— ASSIGNED TASK —
Scan the data, and whenever a line contains "dartz", copy it.
§
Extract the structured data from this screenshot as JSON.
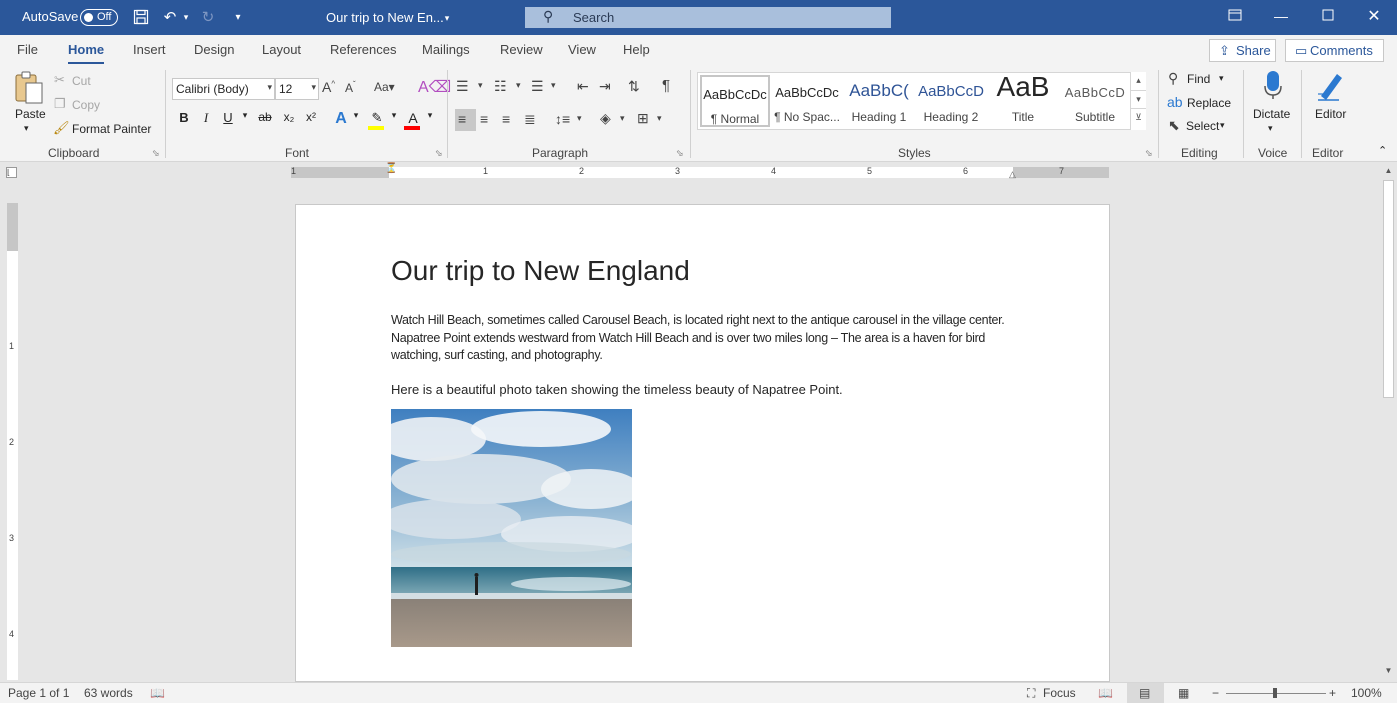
{
  "titlebar": {
    "autosave_label": "AutoSave",
    "autosave_state": "Off",
    "doc_title": "Our trip to New En...",
    "search_placeholder": "Search"
  },
  "tabs": [
    "File",
    "Home",
    "Insert",
    "Design",
    "Layout",
    "References",
    "Mailings",
    "Review",
    "View",
    "Help"
  ],
  "active_tab": "Home",
  "share_label": "Share",
  "comments_label": "Comments",
  "clipboard": {
    "paste": "Paste",
    "cut": "Cut",
    "copy": "Copy",
    "format_painter": "Format Painter",
    "group": "Clipboard"
  },
  "font": {
    "name": "Calibri (Body)",
    "size": "12",
    "group": "Font"
  },
  "paragraph": {
    "group": "Paragraph"
  },
  "styles": {
    "items": [
      {
        "preview": "AaBbCcDc",
        "name": "¶ Normal"
      },
      {
        "preview": "AaBbCcDc",
        "name": "¶ No Spac..."
      },
      {
        "preview": "AaBbC(",
        "name": "Heading 1"
      },
      {
        "preview": "AaBbCcD",
        "name": "Heading 2"
      },
      {
        "preview": "AaB",
        "name": "Title"
      },
      {
        "preview": "AaBbCcD",
        "name": "Subtitle"
      }
    ],
    "group": "Styles"
  },
  "editing": {
    "find": "Find",
    "replace": "Replace",
    "select": "Select",
    "group": "Editing"
  },
  "voice": {
    "dictate": "Dictate",
    "group": "Voice"
  },
  "editor_group": {
    "editor": "Editor",
    "group": "Editor"
  },
  "ruler": {
    "h_numbers": [
      "1",
      "1",
      "2",
      "3",
      "4",
      "5",
      "6",
      "7"
    ],
    "v_numbers": [
      "1",
      "2",
      "3",
      "4"
    ]
  },
  "document": {
    "heading": "Our trip to New England",
    "paragraph1": "Watch Hill Beach, sometimes called Carousel Beach, is located right next to the antique carousel in the village center. Napatree Point extends westward from Watch Hill Beach and is over two miles long – The area is a haven for bird watching, surf casting, and photography.",
    "paragraph2": "Here is a beautiful photo taken showing the timeless beauty of Napatree Point."
  },
  "status": {
    "page": "Page 1 of 1",
    "words": "63 words",
    "focus": "Focus",
    "zoom": "100%"
  },
  "colors": {
    "accent": "#2b579a",
    "highlight": "#ffff00",
    "font_color": "#ff0000"
  }
}
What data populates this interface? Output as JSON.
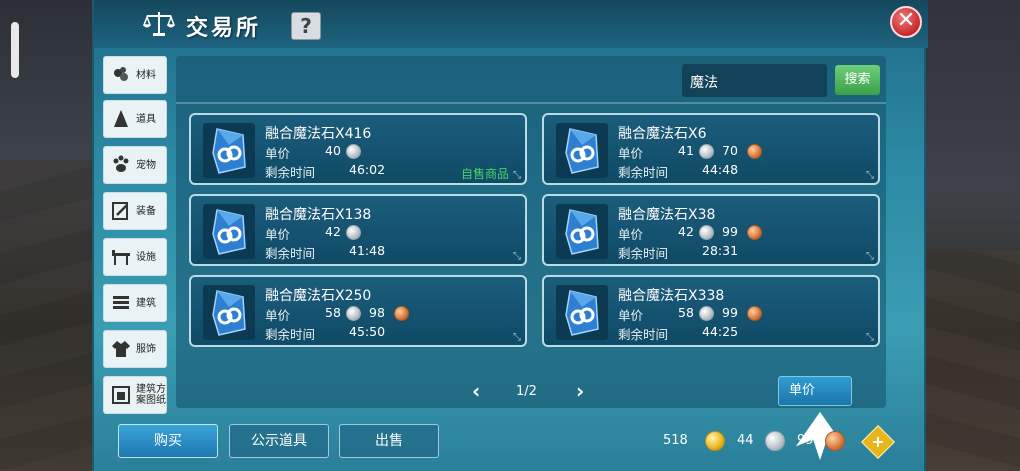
{
  "header": {
    "title": "交易所",
    "help_label": "?",
    "close_label": "✕"
  },
  "sidebar": {
    "items": [
      {
        "label": "材料",
        "icon": "material-icon"
      },
      {
        "label": "道具",
        "icon": "item-icon"
      },
      {
        "label": "宠物",
        "icon": "pet-paw-icon"
      },
      {
        "label": "装备",
        "icon": "equipment-icon"
      },
      {
        "label": "设施",
        "icon": "facility-icon"
      },
      {
        "label": "建筑",
        "icon": "building-icon"
      },
      {
        "label": "服饰",
        "icon": "clothing-icon"
      },
      {
        "label": "建筑方案图纸",
        "icon": "blueprint-icon"
      }
    ]
  },
  "search": {
    "value": "魔法",
    "button_label": "搜索"
  },
  "labels": {
    "price": "单价",
    "time_left": "剩余时间",
    "self_sale": "自售商品"
  },
  "listings": [
    {
      "name": "融合魔法石X416",
      "silver": "40",
      "copper": "",
      "time": "46:02",
      "self_sale": true
    },
    {
      "name": "融合魔法石X6",
      "silver": "41",
      "copper": "70",
      "time": "44:48",
      "self_sale": false
    },
    {
      "name": "融合魔法石X138",
      "silver": "42",
      "copper": "",
      "time": "41:48",
      "self_sale": false
    },
    {
      "name": "融合魔法石X38",
      "silver": "42",
      "copper": "99",
      "time": "28:31",
      "self_sale": false
    },
    {
      "name": "融合魔法石X250",
      "silver": "58",
      "copper": "98",
      "time": "45:50",
      "self_sale": false
    },
    {
      "name": "融合魔法石X338",
      "silver": "58",
      "copper": "99",
      "time": "44:25",
      "self_sale": false
    }
  ],
  "pager": {
    "page": "1/2",
    "prev": "‹",
    "next": "›"
  },
  "sort": {
    "label": "单价"
  },
  "tabs": {
    "buy": "购买",
    "public": "公示道具",
    "sell": "出售"
  },
  "currency": {
    "gold": "518",
    "silver": "44",
    "copper": "99",
    "add": "+"
  },
  "colors": {
    "accent": "#2c8aa4",
    "sale_green": "#4cd46a",
    "close_red": "#c42a2a"
  }
}
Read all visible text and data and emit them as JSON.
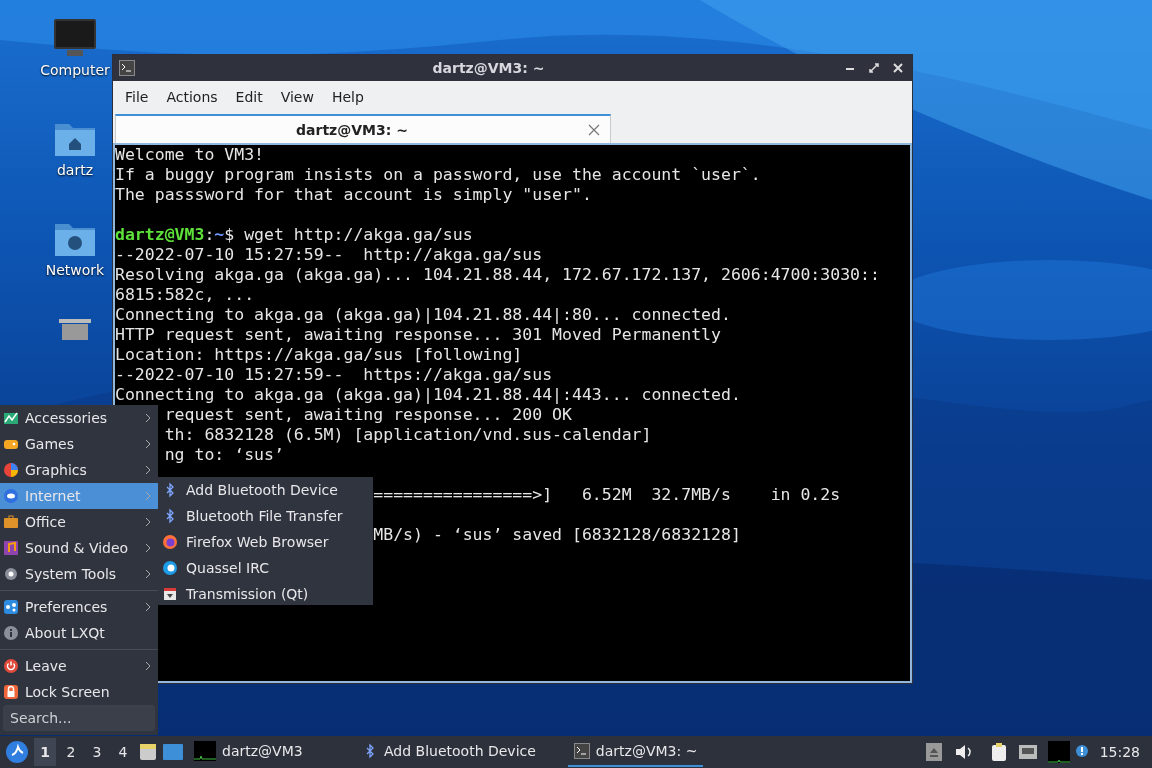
{
  "desktop_icons": [
    {
      "label": "Computer",
      "kind": "computer"
    },
    {
      "label": "dartz",
      "kind": "home"
    },
    {
      "label": "Network",
      "kind": "network"
    },
    {
      "kind": "trash"
    }
  ],
  "terminal": {
    "title": "dartz@VM3: ~",
    "menu": [
      "File",
      "Actions",
      "Edit",
      "View",
      "Help"
    ],
    "tabs": [
      {
        "label": "dartz@VM3: ~",
        "selected": true
      }
    ],
    "lines": [
      {
        "kind": "text",
        "text": "Welcome to VM3!"
      },
      {
        "kind": "text",
        "text": "If a buggy program insists on a password, use the account `user`."
      },
      {
        "kind": "text",
        "text": "The passsword for that account is simply \"user\"."
      },
      {
        "kind": "blank"
      },
      {
        "kind": "prompt",
        "user": "dartz@VM3",
        "sep": ":",
        "path": "~",
        "command": "$ wget http://akga.ga/sus"
      },
      {
        "kind": "text",
        "text": "--2022-07-10 15:27:59--  http://akga.ga/sus"
      },
      {
        "kind": "text",
        "text": "Resolving akga.ga (akga.ga)... 104.21.88.44, 172.67.172.137, 2606:4700:3030::"
      },
      {
        "kind": "text",
        "text": "6815:582c, ..."
      },
      {
        "kind": "text",
        "text": "Connecting to akga.ga (akga.ga)|104.21.88.44|:80... connected."
      },
      {
        "kind": "text",
        "text": "HTTP request sent, awaiting response... 301 Moved Permanently"
      },
      {
        "kind": "text",
        "text": "Location: https://akga.ga/sus [following]"
      },
      {
        "kind": "text",
        "text": "--2022-07-10 15:27:59--  https://akga.ga/sus"
      },
      {
        "kind": "text",
        "text": "Connecting to akga.ga (akga.ga)|104.21.88.44|:443... connected."
      },
      {
        "kind": "text",
        "text": "     request sent, awaiting response... 200 OK"
      },
      {
        "kind": "text",
        "text": "     th: 6832128 (6.5M) [application/vnd.sus-calendar]"
      },
      {
        "kind": "text",
        "text": "     ng to: ‘sus’"
      },
      {
        "kind": "blank"
      },
      {
        "kind": "text",
        "text": "                          ================>]   6.52M  32.7MB/s    in 0.2s"
      },
      {
        "kind": "blank"
      },
      {
        "kind": "text",
        "text": "                          MB/s) - ‘sus’ saved [6832128/6832128]"
      }
    ]
  },
  "menu": {
    "items": [
      {
        "kind": "accessories",
        "label": "Accessories",
        "submenu": true,
        "selected": false
      },
      {
        "kind": "games",
        "label": "Games",
        "submenu": true,
        "selected": false
      },
      {
        "kind": "graphics",
        "label": "Graphics",
        "submenu": true,
        "selected": false
      },
      {
        "kind": "internet",
        "label": "Internet",
        "submenu": true,
        "selected": true
      },
      {
        "kind": "office",
        "label": "Office",
        "submenu": true,
        "selected": false
      },
      {
        "kind": "sound",
        "label": "Sound & Video",
        "submenu": true,
        "selected": false
      },
      {
        "kind": "system",
        "label": "System Tools",
        "submenu": true,
        "selected": false
      },
      {
        "kind": "separator"
      },
      {
        "kind": "preferences",
        "label": "Preferences",
        "submenu": true,
        "selected": false
      },
      {
        "kind": "about",
        "label": "About LXQt",
        "submenu": false,
        "selected": false
      },
      {
        "kind": "separator"
      },
      {
        "kind": "leave",
        "label": "Leave",
        "submenu": true,
        "selected": false
      },
      {
        "kind": "lock",
        "label": "Lock Screen",
        "submenu": false,
        "selected": false
      }
    ],
    "search": {
      "placeholder": "Search..."
    },
    "submenu": [
      {
        "kind": "bluetooth",
        "label": "Add Bluetooth Device"
      },
      {
        "kind": "bluetooth",
        "label": "Bluetooth File Transfer"
      },
      {
        "kind": "firefox",
        "label": "Firefox Web Browser"
      },
      {
        "kind": "quassel",
        "label": "Quassel IRC"
      },
      {
        "kind": "transmission",
        "label": "Transmission (Qt)"
      }
    ]
  },
  "taskbar": {
    "workspaces": [
      {
        "label": "1",
        "selected": true
      },
      {
        "label": "2",
        "selected": false
      },
      {
        "label": "3",
        "selected": false
      },
      {
        "label": "4",
        "selected": false
      }
    ],
    "tasks": [
      {
        "kind": "monitor",
        "label": "dartz@VM3",
        "selected": false
      },
      {
        "kind": "bluetooth",
        "label": "Add Bluetooth Device",
        "selected": false
      },
      {
        "kind": "terminal",
        "label": "dartz@VM3: ~",
        "selected": true
      }
    ],
    "clock": "15:28"
  }
}
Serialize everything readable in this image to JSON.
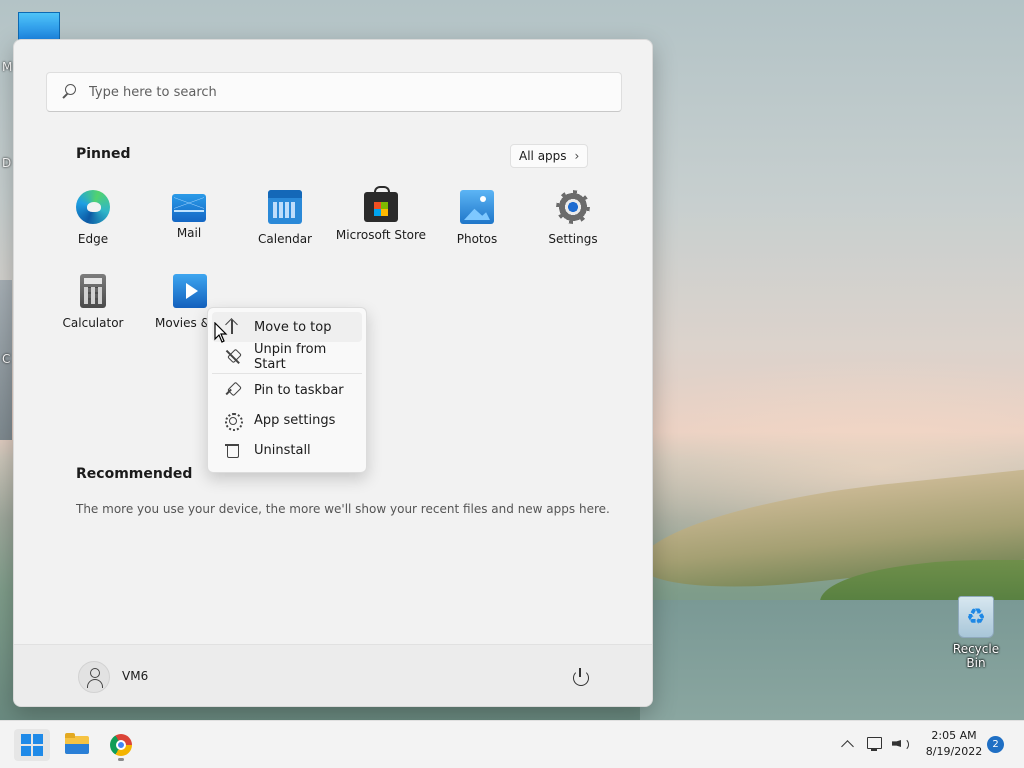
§
— COMPLETED EXERCISE —
      "label": "dartz",
    "title": "dartz@VM3: ~",
        "label": "dartz@VM3: ~",
        "user": "dartz@VM3",
        "label": "dartz@VM3",
        "label": "dartz@VM3: ~",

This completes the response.